## [PROBLEM REQUIREMENTS]
Using the listing below, please count the lines that contain the string "stars". Only the number is wanted.

## [MATERIAL FOR THE TASK]
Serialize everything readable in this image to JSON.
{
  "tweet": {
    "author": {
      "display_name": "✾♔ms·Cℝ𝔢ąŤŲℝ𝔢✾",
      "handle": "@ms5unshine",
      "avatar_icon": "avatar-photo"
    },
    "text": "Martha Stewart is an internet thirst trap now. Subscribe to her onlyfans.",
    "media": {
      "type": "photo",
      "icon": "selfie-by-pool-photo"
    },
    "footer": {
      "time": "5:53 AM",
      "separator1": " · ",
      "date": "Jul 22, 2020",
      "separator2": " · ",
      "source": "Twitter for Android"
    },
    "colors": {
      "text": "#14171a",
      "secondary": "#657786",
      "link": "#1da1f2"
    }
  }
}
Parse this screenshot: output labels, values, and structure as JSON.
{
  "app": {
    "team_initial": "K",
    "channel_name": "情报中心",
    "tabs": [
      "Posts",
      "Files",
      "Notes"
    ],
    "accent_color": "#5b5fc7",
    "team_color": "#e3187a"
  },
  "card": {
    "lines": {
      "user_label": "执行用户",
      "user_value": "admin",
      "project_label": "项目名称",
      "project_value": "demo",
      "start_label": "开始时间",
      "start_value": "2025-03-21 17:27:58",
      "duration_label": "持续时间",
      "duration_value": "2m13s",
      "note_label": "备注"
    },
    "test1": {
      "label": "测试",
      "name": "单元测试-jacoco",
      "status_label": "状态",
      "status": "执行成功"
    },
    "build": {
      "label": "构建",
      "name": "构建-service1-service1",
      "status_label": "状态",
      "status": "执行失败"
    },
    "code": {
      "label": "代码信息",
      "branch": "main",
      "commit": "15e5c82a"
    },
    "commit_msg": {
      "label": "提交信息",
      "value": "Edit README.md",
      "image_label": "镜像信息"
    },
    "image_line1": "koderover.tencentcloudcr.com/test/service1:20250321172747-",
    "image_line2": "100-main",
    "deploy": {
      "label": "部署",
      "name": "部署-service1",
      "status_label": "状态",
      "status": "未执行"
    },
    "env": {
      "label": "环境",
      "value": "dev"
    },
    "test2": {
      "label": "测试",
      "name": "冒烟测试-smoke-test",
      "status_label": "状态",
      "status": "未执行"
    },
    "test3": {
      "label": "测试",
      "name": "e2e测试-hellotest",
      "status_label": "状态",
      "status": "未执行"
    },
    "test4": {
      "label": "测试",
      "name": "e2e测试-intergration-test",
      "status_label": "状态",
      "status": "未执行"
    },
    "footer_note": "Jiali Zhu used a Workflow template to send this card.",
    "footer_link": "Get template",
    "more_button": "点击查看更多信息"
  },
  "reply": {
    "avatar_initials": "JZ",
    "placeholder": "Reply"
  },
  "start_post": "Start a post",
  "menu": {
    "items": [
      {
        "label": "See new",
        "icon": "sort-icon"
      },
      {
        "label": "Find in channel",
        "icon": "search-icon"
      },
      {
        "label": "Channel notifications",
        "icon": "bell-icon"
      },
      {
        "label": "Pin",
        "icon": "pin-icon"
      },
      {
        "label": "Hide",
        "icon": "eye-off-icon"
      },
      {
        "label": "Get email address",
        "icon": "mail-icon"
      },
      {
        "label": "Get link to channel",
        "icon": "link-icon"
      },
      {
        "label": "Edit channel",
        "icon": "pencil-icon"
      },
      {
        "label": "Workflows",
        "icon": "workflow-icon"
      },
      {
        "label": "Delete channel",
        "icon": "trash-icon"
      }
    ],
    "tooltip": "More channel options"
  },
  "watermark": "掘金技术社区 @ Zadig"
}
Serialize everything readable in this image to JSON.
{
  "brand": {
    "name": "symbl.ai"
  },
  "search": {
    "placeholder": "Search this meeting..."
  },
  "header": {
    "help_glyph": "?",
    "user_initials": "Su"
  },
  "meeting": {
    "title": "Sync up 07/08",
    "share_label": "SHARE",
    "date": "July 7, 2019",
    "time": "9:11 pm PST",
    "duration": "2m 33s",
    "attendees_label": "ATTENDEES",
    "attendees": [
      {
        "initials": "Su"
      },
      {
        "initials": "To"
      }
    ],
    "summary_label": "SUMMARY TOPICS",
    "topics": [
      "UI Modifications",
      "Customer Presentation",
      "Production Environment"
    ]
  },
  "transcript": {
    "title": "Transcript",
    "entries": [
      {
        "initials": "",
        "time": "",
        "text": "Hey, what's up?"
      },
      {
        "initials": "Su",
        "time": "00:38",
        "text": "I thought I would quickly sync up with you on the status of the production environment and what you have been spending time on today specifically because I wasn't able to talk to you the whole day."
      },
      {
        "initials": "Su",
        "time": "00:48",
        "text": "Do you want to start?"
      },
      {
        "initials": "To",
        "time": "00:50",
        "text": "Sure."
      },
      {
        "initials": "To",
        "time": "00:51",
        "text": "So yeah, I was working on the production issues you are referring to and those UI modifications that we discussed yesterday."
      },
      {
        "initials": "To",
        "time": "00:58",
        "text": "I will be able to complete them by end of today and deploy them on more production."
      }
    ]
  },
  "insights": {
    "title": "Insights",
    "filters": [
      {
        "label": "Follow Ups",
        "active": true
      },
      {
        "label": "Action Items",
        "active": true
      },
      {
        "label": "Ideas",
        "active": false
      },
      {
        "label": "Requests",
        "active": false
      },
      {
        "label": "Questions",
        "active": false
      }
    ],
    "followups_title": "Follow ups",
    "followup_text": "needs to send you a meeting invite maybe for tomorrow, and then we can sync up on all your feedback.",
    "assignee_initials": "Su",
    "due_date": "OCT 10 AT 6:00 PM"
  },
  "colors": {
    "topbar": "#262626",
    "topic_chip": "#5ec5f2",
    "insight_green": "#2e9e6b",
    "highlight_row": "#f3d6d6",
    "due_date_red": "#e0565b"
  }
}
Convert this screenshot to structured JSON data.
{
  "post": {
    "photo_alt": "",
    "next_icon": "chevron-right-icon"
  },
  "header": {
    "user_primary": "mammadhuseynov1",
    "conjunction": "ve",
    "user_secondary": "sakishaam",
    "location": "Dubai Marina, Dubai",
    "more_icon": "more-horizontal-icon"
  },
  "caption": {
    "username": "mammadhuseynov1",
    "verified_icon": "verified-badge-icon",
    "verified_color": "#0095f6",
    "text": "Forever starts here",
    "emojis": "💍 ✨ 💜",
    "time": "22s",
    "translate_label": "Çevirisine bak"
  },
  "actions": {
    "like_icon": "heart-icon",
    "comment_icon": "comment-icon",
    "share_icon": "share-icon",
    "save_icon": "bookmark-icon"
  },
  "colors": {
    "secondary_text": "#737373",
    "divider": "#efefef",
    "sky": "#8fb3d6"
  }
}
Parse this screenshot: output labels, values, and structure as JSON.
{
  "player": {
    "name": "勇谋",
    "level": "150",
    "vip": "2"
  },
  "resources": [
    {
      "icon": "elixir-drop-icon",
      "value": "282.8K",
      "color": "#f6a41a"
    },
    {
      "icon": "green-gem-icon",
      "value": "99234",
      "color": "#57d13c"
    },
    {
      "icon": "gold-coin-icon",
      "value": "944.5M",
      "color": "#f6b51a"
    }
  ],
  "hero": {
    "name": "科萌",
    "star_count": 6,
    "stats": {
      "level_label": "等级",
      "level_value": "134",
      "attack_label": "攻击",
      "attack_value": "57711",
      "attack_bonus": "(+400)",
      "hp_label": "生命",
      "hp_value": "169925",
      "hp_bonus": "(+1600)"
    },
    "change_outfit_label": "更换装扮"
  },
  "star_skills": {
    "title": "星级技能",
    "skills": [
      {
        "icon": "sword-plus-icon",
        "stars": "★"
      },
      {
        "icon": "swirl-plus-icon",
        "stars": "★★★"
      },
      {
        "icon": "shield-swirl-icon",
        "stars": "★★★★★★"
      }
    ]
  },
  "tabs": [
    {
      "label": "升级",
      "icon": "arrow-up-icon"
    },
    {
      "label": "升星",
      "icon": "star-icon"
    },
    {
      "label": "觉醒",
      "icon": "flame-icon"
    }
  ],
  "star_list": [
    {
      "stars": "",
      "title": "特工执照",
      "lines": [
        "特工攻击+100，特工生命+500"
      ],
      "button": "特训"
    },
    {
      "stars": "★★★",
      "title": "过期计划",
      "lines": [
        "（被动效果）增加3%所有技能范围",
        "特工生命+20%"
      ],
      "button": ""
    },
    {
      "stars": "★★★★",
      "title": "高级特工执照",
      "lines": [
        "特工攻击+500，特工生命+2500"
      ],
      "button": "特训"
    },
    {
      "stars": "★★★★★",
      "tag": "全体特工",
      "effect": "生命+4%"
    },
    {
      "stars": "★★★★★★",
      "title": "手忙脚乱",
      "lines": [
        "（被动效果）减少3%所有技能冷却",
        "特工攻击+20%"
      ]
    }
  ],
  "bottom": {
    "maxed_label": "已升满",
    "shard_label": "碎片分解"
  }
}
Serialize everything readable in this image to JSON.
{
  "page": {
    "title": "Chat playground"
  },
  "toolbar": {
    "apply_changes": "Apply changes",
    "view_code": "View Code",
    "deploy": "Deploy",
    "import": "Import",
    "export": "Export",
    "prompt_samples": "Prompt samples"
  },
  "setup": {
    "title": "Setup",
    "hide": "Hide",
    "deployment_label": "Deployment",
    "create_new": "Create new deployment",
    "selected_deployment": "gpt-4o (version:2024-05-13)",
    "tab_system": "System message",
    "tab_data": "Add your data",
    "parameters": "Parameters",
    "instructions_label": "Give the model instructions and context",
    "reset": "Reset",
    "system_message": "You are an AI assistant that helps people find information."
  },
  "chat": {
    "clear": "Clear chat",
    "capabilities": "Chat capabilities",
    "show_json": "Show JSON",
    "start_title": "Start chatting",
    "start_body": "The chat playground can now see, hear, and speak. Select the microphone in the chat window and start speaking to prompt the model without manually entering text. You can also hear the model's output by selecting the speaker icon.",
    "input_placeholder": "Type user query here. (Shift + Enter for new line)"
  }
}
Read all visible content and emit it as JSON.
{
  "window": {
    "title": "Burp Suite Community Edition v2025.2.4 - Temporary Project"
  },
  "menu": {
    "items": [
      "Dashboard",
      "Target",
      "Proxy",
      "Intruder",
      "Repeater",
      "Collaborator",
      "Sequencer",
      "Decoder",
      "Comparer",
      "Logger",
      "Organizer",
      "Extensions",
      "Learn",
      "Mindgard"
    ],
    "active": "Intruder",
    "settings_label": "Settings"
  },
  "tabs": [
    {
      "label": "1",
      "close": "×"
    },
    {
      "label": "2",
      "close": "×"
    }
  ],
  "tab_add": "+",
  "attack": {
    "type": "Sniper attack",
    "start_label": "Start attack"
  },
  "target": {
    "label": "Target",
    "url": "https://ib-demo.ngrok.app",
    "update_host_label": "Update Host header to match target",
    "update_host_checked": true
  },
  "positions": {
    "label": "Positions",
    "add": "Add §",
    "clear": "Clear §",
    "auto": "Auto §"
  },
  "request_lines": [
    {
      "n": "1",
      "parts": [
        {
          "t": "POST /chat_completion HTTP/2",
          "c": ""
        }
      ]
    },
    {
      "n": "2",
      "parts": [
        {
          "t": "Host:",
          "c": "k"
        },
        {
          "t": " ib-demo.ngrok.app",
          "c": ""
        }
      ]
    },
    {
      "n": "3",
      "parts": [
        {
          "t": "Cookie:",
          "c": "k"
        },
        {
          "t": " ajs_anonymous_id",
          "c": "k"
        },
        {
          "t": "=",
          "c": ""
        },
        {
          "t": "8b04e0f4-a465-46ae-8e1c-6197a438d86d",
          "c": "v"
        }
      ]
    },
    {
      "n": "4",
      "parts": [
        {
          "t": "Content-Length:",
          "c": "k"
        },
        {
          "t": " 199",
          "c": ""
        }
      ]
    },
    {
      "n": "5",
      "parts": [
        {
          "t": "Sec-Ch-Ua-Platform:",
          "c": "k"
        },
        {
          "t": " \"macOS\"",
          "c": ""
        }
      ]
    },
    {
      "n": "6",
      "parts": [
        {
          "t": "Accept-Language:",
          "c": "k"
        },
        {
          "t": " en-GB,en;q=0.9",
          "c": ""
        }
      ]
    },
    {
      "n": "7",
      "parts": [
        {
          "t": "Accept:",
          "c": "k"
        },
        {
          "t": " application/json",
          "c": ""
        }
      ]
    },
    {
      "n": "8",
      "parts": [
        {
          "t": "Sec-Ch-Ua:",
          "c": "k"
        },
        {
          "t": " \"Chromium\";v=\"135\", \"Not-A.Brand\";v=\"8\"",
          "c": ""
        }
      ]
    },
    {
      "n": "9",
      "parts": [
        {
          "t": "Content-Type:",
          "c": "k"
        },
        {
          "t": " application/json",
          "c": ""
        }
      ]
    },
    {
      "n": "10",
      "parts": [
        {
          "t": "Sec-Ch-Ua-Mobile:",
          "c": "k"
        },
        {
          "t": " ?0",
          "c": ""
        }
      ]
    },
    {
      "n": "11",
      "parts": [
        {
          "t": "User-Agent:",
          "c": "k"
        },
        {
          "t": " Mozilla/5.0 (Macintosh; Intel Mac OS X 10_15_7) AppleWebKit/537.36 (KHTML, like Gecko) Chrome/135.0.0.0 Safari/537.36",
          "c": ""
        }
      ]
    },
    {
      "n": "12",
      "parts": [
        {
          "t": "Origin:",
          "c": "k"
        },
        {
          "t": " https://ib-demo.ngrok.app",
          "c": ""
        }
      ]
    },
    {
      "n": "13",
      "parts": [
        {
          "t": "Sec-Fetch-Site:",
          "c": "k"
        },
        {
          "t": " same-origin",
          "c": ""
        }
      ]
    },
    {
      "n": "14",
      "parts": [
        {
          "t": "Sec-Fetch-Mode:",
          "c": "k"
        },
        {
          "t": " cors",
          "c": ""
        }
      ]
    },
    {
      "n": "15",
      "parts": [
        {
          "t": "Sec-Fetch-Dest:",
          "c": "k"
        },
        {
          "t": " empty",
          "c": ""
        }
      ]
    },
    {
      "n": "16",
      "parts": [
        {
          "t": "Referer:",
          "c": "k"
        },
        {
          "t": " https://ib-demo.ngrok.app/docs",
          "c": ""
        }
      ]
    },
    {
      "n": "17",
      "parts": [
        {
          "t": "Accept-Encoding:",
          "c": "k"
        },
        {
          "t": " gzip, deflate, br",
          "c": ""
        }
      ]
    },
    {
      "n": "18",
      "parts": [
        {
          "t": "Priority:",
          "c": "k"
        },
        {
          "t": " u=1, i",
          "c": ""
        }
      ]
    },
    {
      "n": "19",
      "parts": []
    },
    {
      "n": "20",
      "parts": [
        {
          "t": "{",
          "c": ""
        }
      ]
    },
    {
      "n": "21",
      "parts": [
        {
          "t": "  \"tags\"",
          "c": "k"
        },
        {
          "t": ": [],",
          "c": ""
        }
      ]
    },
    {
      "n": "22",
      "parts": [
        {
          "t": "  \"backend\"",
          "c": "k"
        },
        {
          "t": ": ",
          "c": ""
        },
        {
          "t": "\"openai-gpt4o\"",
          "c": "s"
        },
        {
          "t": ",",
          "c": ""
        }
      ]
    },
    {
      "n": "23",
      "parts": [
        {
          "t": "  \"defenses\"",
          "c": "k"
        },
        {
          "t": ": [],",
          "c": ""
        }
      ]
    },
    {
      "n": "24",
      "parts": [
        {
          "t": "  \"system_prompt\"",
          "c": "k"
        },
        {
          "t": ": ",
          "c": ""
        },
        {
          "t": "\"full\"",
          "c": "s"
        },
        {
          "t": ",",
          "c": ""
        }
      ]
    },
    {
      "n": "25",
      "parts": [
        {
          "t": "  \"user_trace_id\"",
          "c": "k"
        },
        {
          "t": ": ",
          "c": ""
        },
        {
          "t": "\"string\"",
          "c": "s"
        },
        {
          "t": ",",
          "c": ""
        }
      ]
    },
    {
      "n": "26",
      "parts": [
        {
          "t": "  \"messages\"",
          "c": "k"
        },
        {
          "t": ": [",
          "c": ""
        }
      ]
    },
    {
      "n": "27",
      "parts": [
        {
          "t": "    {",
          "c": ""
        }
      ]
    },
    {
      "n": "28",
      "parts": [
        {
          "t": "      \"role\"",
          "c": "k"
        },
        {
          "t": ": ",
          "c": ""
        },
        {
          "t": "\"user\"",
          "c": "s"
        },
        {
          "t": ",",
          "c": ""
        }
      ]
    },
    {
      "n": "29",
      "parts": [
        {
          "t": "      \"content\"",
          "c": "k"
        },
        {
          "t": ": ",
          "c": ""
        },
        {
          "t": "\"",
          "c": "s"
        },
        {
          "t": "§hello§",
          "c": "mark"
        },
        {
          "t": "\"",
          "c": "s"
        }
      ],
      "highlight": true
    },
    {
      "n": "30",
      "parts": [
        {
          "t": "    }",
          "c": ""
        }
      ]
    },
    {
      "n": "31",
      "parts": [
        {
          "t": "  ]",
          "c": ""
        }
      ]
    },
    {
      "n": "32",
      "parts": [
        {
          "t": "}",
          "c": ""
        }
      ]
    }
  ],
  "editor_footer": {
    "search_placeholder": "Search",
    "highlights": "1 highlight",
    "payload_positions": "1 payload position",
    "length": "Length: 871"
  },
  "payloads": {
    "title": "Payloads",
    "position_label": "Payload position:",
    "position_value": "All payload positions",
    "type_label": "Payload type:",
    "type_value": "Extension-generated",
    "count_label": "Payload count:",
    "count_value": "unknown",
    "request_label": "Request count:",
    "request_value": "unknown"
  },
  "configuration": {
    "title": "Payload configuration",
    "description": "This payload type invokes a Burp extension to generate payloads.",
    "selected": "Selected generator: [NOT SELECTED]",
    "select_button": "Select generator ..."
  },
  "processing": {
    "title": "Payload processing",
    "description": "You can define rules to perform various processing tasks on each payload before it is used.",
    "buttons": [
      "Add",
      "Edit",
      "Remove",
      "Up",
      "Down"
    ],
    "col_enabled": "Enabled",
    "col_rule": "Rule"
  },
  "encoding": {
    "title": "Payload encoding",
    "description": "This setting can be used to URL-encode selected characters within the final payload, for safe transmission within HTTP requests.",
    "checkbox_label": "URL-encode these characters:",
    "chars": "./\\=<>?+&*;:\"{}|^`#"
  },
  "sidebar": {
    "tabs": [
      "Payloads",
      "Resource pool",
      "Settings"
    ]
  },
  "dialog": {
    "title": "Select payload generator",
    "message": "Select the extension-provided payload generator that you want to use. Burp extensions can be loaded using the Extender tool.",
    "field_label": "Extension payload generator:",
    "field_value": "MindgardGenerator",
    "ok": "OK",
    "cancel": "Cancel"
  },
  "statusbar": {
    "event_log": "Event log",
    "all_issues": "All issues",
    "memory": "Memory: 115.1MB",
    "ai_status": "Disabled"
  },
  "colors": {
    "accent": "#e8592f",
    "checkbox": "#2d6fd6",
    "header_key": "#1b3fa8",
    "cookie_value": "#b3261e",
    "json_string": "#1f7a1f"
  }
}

## [ANSWER SECTION]
8